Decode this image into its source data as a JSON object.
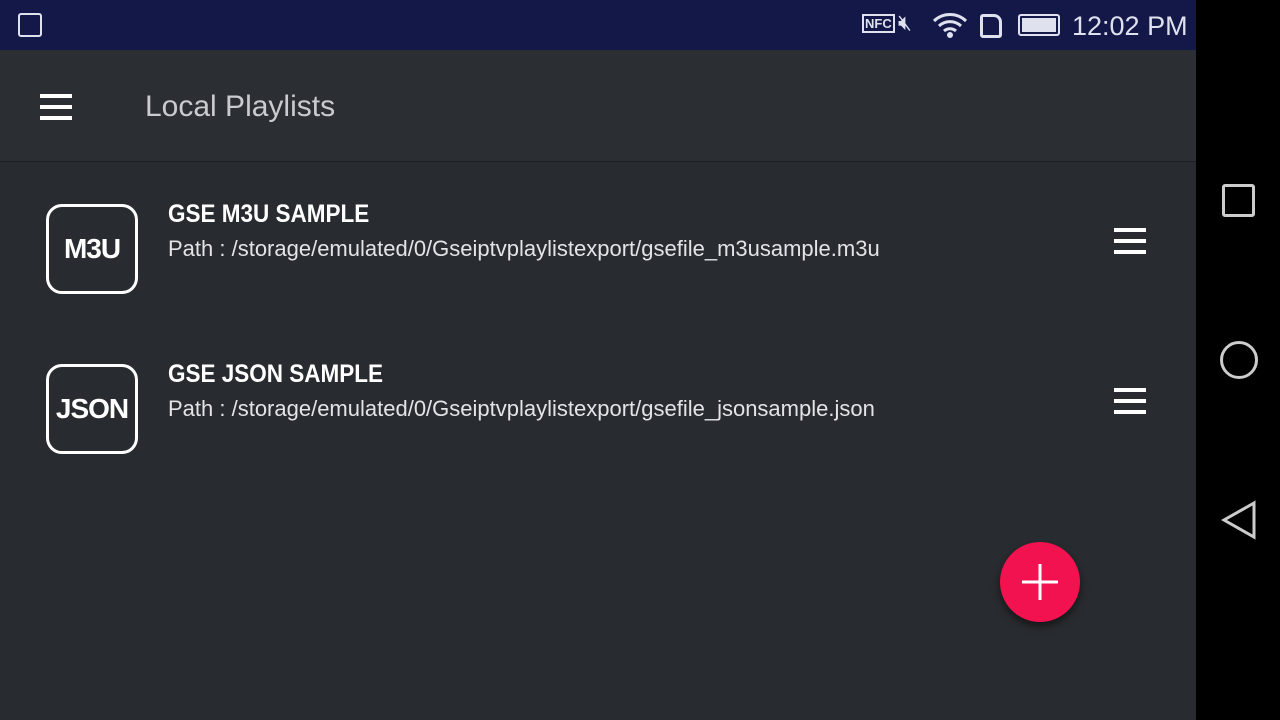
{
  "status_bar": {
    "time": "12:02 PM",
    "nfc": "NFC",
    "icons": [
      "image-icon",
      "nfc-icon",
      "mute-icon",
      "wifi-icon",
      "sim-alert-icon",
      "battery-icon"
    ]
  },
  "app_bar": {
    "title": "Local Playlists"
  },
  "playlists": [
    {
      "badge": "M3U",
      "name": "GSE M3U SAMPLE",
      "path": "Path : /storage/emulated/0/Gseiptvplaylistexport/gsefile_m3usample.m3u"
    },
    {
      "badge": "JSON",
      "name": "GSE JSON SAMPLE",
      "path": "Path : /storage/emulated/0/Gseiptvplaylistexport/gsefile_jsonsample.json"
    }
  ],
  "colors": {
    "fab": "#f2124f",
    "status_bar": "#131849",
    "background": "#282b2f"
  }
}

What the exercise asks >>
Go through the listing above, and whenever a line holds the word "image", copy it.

Answer to this task >>
Decode this image into its source data as a JSON object.
      "image-icon",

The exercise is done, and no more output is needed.